If sedation is recommended for your child’s procedure, there are a few guidelines that must be followed prior to the procedure. Depending on the type of procedure and sedation being used, Dr. Atabaki may want your child to visit their pediatrician for a medical evaluation. You may then need to bring proof of this evaluation to the dental appointment. Also, no matter what type of sedation, you will most likely be told to not let your child eat or drink anything after midnight. Sometimes, if the procedure is later in the day clear liquids may be permitted, but you must always consult with your dentist. If you do not follow the instructions Dr. Atabaki gives you, the appointment will be canceled for the safety of your child.

You will also want to make sure that your child is comfortable during the procedure. Dressing them appropriately is one way to accomplish this. For dental procedures, you will want to avoid shirts with buttons and flip-flops. Instead, dress them in comfortable pants, closed toed and flat shoes, and a loose-fitting shirt. You may want to bring extra clothes as well. Another way to keep them comfortable is to bring their favorite blanket and/or stuffed toy. This will give them something familiar to hold onto as a distraction during the procedure and will reduce their anxiety.

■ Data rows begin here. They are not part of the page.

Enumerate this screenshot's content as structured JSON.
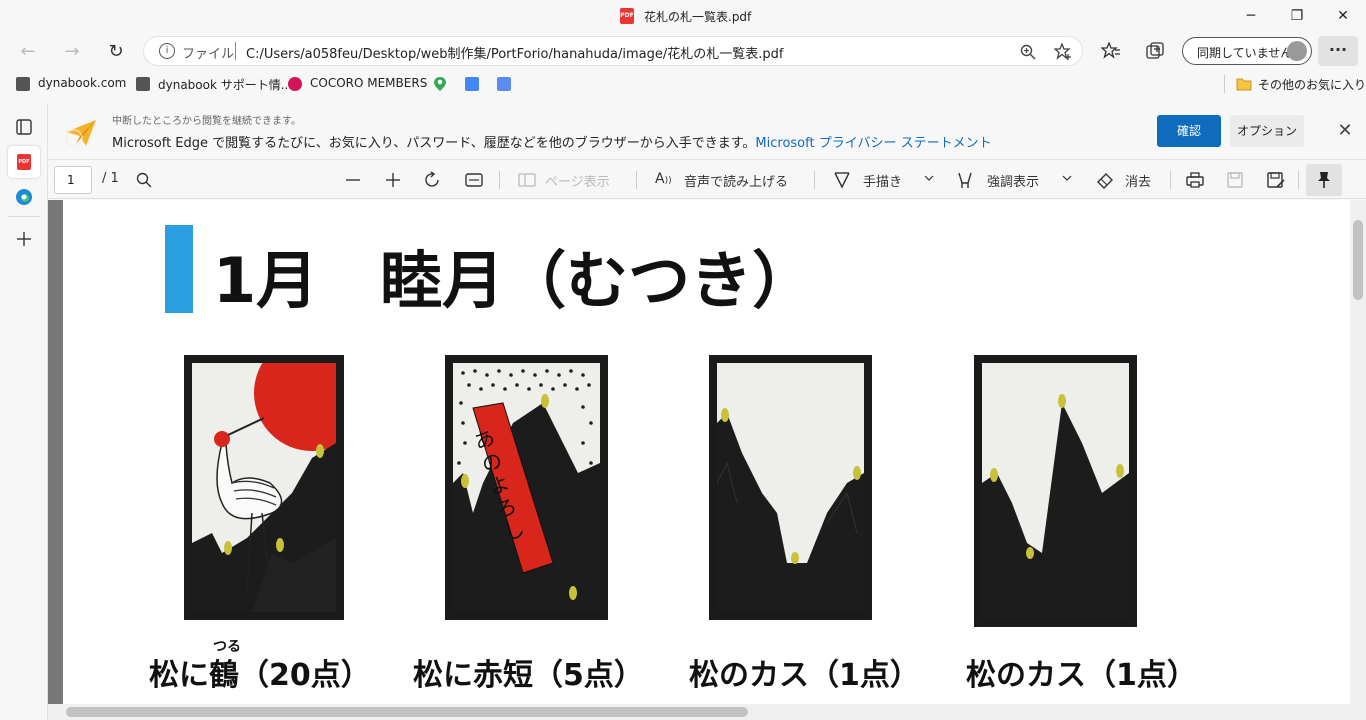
{
  "window": {
    "title": "花札の札一覧表.pdf",
    "minimize": "─",
    "restore": "❐",
    "close": "✕"
  },
  "navbar": {
    "back": "←",
    "forward": "→",
    "reload": "↻",
    "address_scheme": "ファイル",
    "address_url": "C:/Users/a058feu/Desktop/web制作集/PortForio/hanahuda/image/花札の札一覧表.pdf",
    "sync_label": "同期していません",
    "more": "···"
  },
  "favorites": {
    "items": [
      {
        "label": "dynabook.com"
      },
      {
        "label": "dynabook サポート情..."
      },
      {
        "label": "COCORO MEMBERS"
      }
    ],
    "other_label": "その他のお気に入り"
  },
  "infobar": {
    "small_text": "中断したところから閲覧を継続できます。",
    "main_text": "Microsoft Edge で閲覧するたびに、お気に入り、パスワード、履歴などを他のブラウザーから入手できます。",
    "link_text": "Microsoft プライバシー ステートメント",
    "confirm_label": "確認",
    "option_label": "オプション"
  },
  "pdf_toolbar": {
    "page_current": "1",
    "page_total": "/ 1",
    "page_view_label": "ページ表示",
    "read_aloud_label": "音声で読み上げる",
    "draw_label": "手描き",
    "highlight_label": "強調表示",
    "erase_label": "消去"
  },
  "document": {
    "heading": "1月　睦月（むつき）",
    "ruby": "つる",
    "cards": [
      {
        "name": "松に鶴（20点）",
        "type": "crane"
      },
      {
        "name": "松に赤短（5点）",
        "type": "ribbon",
        "poem": "あのよろし"
      },
      {
        "name": "松のカス（1点）",
        "type": "plain"
      },
      {
        "name": "松のカス（1点）",
        "type": "plain"
      }
    ]
  },
  "colors": {
    "accent": "#0f6cbd",
    "heading_bar": "#2b9ee0",
    "card_red": "#d9261c",
    "pine": "#1c1c1c",
    "pine_tip": "#c8c23a"
  }
}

After sedation, you will want to be present when your child comes out of sedation. Dr. Atabaki will have you wait in the office until the sedation wears off and it is safe to take your child home. While most of the sedation should wear off at the office, your child will most likely experience lingering drowsiness for the remainder of the day. You will want to keep a close eye on them throughout the day since sedation can make them clumsy and possibly nauseous. It is also important to encourage them to drink water to flush out the remaining sedation.